since the colored bands seem to converge on this line. In fact, the entire
picture looks like a great yellow bull's-eye in the sky with its reflection
on an enormous magenta sea.

So we have created a surrealistic graphic by studying the behavior
of points as we try to use Newton's method to find the square root of -1.
This is the same as solving *x*^{2} + 1 = 0. In fact, Newton's
method is really a method for solving equations. So this gives us the idea:
what if you try this on other equations? They should be equations with complex
roots so that the drawing comes out on the plane. Take for example the cube
root of 1. There are three of them. They are the three solutions of *x*^{3}
- 1 = 0. One of them is 1, since 1 x 1 x 1 = 1. However, there are two others,
(-1 + *i*3)/2
and (-1 -*i*3)/2.
If you plot these points on the complex plane, you get an equilateral triangle.
What if you use Newton's method on this equation? One would think that one
would get three nicely partitioned areas in the plane, surrounding the vertex
bull's-eyes of this triangle, so that each point goes to whatever root is
closest to it, as with *i* above. But instead we get this surprisingly
beautiful picture:

Impressive and breathtaking! On the borders are eyeballs which have eyeballs on their border, which in turn have eyeballs on their borders, and so forth; eyeballs all the way down. But why? Why do points roughly halfway between the pink and yellow areas, in one of the cyan eyeballs, go not to the pink or to the yellow root but to the cyan root? This is one of the mysteries of fractals, and it also illustrates the applicability of Newton's method. Briefly, Newton's method is adequate if you are already close to a root but if you are far away from roots, it can be surprisingly unstable.

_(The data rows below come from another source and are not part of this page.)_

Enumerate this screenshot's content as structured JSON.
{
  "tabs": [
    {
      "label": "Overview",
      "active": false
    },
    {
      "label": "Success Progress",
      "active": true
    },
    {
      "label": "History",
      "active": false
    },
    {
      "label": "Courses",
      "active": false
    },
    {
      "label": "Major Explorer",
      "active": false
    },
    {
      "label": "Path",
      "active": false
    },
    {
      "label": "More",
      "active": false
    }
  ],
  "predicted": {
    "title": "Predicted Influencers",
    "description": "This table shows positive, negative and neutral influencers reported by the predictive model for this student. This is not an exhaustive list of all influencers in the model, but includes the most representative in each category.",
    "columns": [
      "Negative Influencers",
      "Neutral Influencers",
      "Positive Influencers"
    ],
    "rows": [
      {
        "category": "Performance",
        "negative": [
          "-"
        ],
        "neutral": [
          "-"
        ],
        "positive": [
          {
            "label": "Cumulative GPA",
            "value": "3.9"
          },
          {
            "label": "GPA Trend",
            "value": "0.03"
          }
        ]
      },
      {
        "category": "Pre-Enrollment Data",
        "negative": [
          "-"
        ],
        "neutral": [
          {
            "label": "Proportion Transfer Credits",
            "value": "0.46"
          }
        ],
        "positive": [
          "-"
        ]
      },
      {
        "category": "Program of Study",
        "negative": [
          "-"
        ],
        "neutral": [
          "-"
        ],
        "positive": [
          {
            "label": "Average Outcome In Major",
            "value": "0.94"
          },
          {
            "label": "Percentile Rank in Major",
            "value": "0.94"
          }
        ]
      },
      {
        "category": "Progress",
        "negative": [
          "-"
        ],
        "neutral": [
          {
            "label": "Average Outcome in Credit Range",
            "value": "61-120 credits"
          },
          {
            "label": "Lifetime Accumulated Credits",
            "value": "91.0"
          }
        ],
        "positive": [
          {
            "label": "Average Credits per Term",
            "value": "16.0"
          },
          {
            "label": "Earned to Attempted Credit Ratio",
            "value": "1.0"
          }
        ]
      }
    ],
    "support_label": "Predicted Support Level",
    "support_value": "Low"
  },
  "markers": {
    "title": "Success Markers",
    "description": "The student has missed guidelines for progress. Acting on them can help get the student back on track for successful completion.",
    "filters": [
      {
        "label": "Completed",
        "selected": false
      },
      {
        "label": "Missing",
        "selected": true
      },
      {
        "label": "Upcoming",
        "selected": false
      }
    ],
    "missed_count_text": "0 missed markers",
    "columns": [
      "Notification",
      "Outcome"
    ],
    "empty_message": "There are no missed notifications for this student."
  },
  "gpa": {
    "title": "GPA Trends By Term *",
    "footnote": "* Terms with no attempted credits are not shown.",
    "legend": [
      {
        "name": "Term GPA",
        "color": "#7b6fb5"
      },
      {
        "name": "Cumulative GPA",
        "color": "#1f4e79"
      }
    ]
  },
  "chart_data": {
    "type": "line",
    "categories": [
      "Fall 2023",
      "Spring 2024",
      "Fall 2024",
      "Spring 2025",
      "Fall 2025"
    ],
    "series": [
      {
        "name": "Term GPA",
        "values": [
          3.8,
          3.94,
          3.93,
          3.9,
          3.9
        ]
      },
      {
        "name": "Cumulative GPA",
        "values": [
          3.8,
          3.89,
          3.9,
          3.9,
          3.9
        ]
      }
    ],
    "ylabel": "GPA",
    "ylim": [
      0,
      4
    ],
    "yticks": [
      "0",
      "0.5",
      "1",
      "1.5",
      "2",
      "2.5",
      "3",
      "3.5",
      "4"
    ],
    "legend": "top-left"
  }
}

Another example. Try the fifth roots of 1: *x*^{5}
- 1 = 0. Of course 1 is a root since 1 to the fifth power is 1. The other
four roots are complex and are given by (5
+1)/4 + *i*[(10
+ 25)/4]
and by this formula with three of the eight possible combinations of plus
and minus signs substituted for the plus signs in this formula. Graphing them
in the plane produces a regular pentagon. If you do Newton's method on this
equation, you get an even more intricate picture:

Now there are three-colored hearts on the boundaries, which in turn have hearts on their boundaries, and so forth. I cut out one of these hearts once and used it as a valentine greeting.

All this goes to show that by applying a formula to a problem incorrectly, serendipitous and beautiful patterns can emerge. The moral from this is that if you study mathematics, don't just apply a method to a problem or prove a theorem and let it be that. Try changing and twisting the problem or theorem, and apply the method improperly, just to see what happens. You usually get nonsense or nothing at all, but every once in a while, something really interesting will greet you.